Pick the lines holding the string "below" out of the records and copy them.
+++ Given entries +++
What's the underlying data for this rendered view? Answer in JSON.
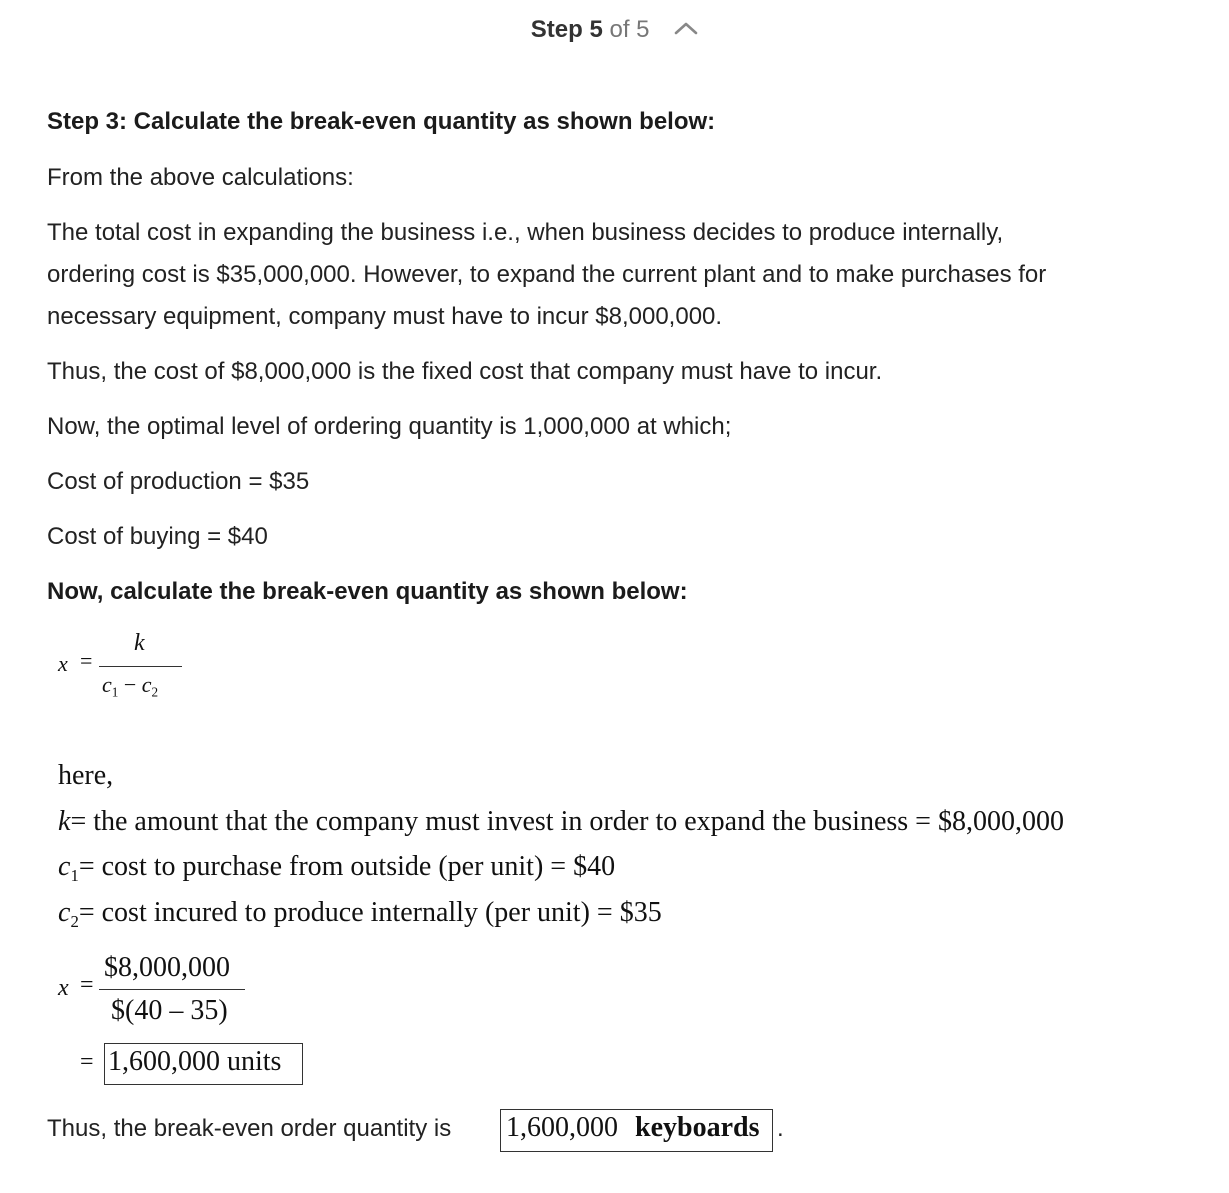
{
  "header": {
    "step_word": "Step",
    "step_current": "5",
    "step_of": "of 5",
    "chevron_icon": "chevron-up-icon"
  },
  "content": {
    "heading_step3": "Step 3: Calculate the break-even quantity as shown below:",
    "from_above": "From the above calculations:",
    "total_cost_line1": "The total cost in expanding the business i.e., when business decides to produce internally,",
    "total_cost_line2": "ordering cost is $35,000,000. However, to expand the current plant and to make purchases for",
    "total_cost_line3": "necessary equipment, company must have to incur $8,000,000.",
    "fixed_cost": "Thus, the cost of $8,000,000 is the fixed cost that company must have to incur.",
    "optimal_level": "Now, the optimal level of ordering quantity is 1,000,000 at which;",
    "cost_production": "Cost of production = $35",
    "cost_buying": "Cost of buying = $40",
    "heading_calculate": "Now, calculate the break-even quantity as shown below:",
    "conclusion_prefix": "Thus, the break-even order quantity is",
    "conclusion_boxed_num": "1,600,000",
    "conclusion_boxed_word": "keyboards",
    "conclusion_suffix": "."
  },
  "formula": {
    "x": "x",
    "equals": "=",
    "k": "k",
    "c1": "c",
    "c1_sub": "1",
    "minus": "−",
    "c2": "c",
    "c2_sub": "2"
  },
  "definitions": {
    "here": "here,",
    "k_var": "k",
    "k_def": "= the amount that the company must invest in order to expand the business = $8,000,000",
    "c1_var": "c",
    "c1_sub": "1",
    "c1_def": "= cost to purchase from outside (per unit) = $40",
    "c2_var": "c",
    "c2_sub": "2",
    "c2_def": "= cost incured to produce internally (per unit) = $35"
  },
  "calculation": {
    "x": "x",
    "equals": "=",
    "numerator": "$8,000,000",
    "denominator": "$(40 – 35)",
    "result_equals": "=",
    "result": "1,600,000 units"
  }
}
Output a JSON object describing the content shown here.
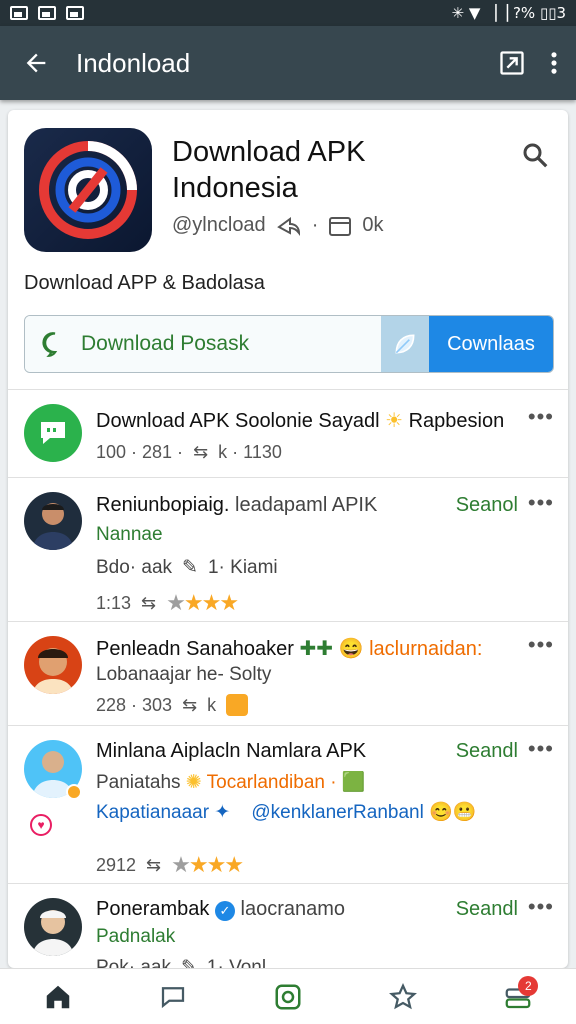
{
  "status_bar": {
    "right_text": "✳ ▼ ▕▕ ?% ▯▯3"
  },
  "app_bar": {
    "title": "Indonload"
  },
  "app": {
    "name": "Download APK Indonesia",
    "handle": "@ylncload",
    "share_count": "0k",
    "description": "Download APP & Badolasa"
  },
  "download_bar": {
    "text": "Download Posask",
    "button_label": "Cownlaas"
  },
  "feed": [
    {
      "name": "Download APK Soolonie Sayadl",
      "name_suffix": "Rapbesion",
      "meta": "100 · 281 ·",
      "meta_suffix": "k · 1130"
    },
    {
      "name": "Reniunbopiaig.",
      "name_extra": "leadapaml APIK",
      "tag": "Seanol",
      "sub": "Nannae",
      "line2": "Bdo· aak",
      "line2_suffix": "1· Kiami",
      "meta": "1:13"
    },
    {
      "name": "Penleadn Sanahoaker",
      "name_suffix": "laclurnaidan:",
      "sub": "Lobanaajar he- Solty",
      "meta": "228 · 303",
      "meta_suffix": "k"
    },
    {
      "name": "Minlana Aiplacln Namlara APK",
      "tag": "Seandl",
      "sub": "Paniatahs",
      "sub_suffix": "Tocarlandiban ·",
      "link1": "Kapatianaaar",
      "link2": "@kenklanerRanbanl",
      "meta": "2912"
    },
    {
      "name": "Ponerambak",
      "name_extra": "laocranamo",
      "tag": "Seandl",
      "sub": "Padnalak",
      "line2": "Pok· aak",
      "line2_suffix": "1· Vonl"
    }
  ],
  "bottom_nav": {
    "badge_count": "2"
  }
}
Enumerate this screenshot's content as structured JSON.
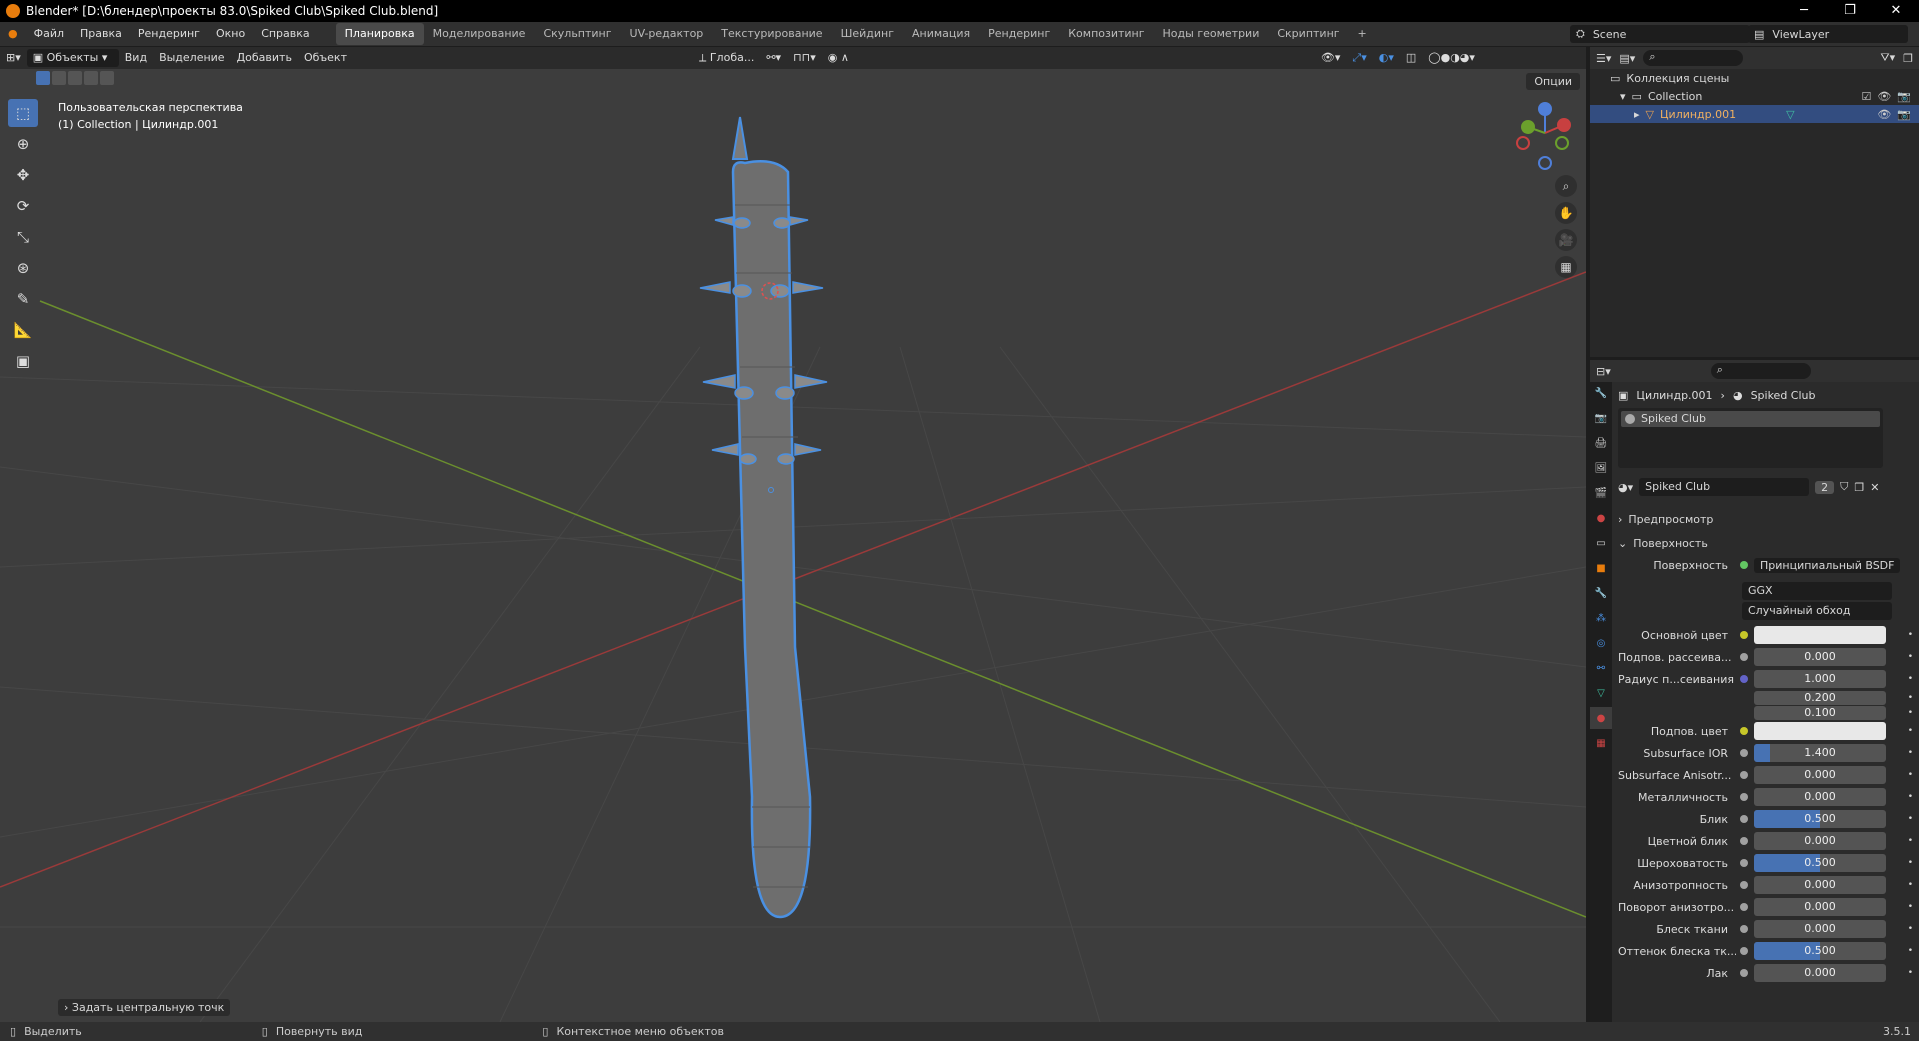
{
  "titlebar": {
    "title": "Blender* [D:\\блендер\\проекты 83.0\\Spiked Club\\Spiked Club.blend]"
  },
  "menu": [
    "Файл",
    "Правка",
    "Рендеринг",
    "Окно",
    "Справка"
  ],
  "workspaces": [
    "Планировка",
    "Моделирование",
    "Скульптинг",
    "UV-редактор",
    "Текстурирование",
    "Шейдинг",
    "Анимация",
    "Рендеринг",
    "Композитинг",
    "Ноды геометрии",
    "Скриптинг"
  ],
  "active_workspace": "Планировка",
  "scene": "Scene",
  "view_layer": "ViewLayer",
  "viewport": {
    "mode": "Объекты",
    "menus": [
      "Вид",
      "Выделение",
      "Добавить",
      "Объект"
    ],
    "orientation": "Глоба...",
    "options": "Опции",
    "info_line1": "Пользовательская перспектива",
    "info_line2": "(1) Collection | Цилиндр.001",
    "last_operator": "Задать центральную точк"
  },
  "outliner": {
    "scene_collection": "Коллекция сцены",
    "collection": "Collection",
    "object": "Цилиндр.001"
  },
  "properties": {
    "object": "Цилиндр.001",
    "material": "Spiked Club",
    "slot": "Spiked Club",
    "users": "2",
    "panel_preview": "Предпросмотр",
    "panel_surface": "Поверхность",
    "surface_label": "Поверхность",
    "surface_value": "Принципиальный BSDF",
    "distribution": "GGX",
    "subsurface_method": "Случайный обход",
    "rows": [
      {
        "label": "Основной цвет",
        "value": "",
        "kind": "white",
        "dot": "y"
      },
      {
        "label": "Подпов. рассеива...",
        "value": "0.000",
        "kind": "num",
        "dot": "n"
      },
      {
        "label": "Радиус п...сеивания",
        "value": "1.000",
        "kind": "num",
        "dot": "b"
      },
      {
        "label": "",
        "value": "0.200",
        "kind": "num",
        "dot": ""
      },
      {
        "label": "",
        "value": "0.100",
        "kind": "num",
        "dot": ""
      },
      {
        "label": "Подпов. цвет",
        "value": "",
        "kind": "white",
        "dot": "y"
      },
      {
        "label": "Subsurface IOR",
        "value": "1.400",
        "kind": "num",
        "dot": "n",
        "fill": 0.12
      },
      {
        "label": "Subsurface Anisotr...",
        "value": "0.000",
        "kind": "num",
        "dot": "n"
      },
      {
        "label": "Металличность",
        "value": "0.000",
        "kind": "num",
        "dot": "n"
      },
      {
        "label": "Блик",
        "value": "0.500",
        "kind": "num",
        "dot": "n",
        "fill": 0.5
      },
      {
        "label": "Цветной блик",
        "value": "0.000",
        "kind": "num",
        "dot": "n"
      },
      {
        "label": "Шероховатость",
        "value": "0.500",
        "kind": "num",
        "dot": "n",
        "fill": 0.5
      },
      {
        "label": "Анизотропность",
        "value": "0.000",
        "kind": "num",
        "dot": "n"
      },
      {
        "label": "Поворот анизотро...",
        "value": "0.000",
        "kind": "num",
        "dot": "n"
      },
      {
        "label": "Блеск ткани",
        "value": "0.000",
        "kind": "num",
        "dot": "n"
      },
      {
        "label": "Оттенок блеска тк...",
        "value": "0.500",
        "kind": "num",
        "dot": "n",
        "fill": 0.5
      },
      {
        "label": "Лак",
        "value": "0.000",
        "kind": "num",
        "dot": "n"
      }
    ]
  },
  "statusbar": {
    "select": "Выделить",
    "rotate": "Повернуть вид",
    "context": "Контекстное меню объектов",
    "version": "3.5.1"
  }
}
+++
Solution:
    "heading_step3": "Step 3: Calculate the break-even quantity as shown below:",
    "heading_calculate": "Now, calculate the break-even quantity as shown below:",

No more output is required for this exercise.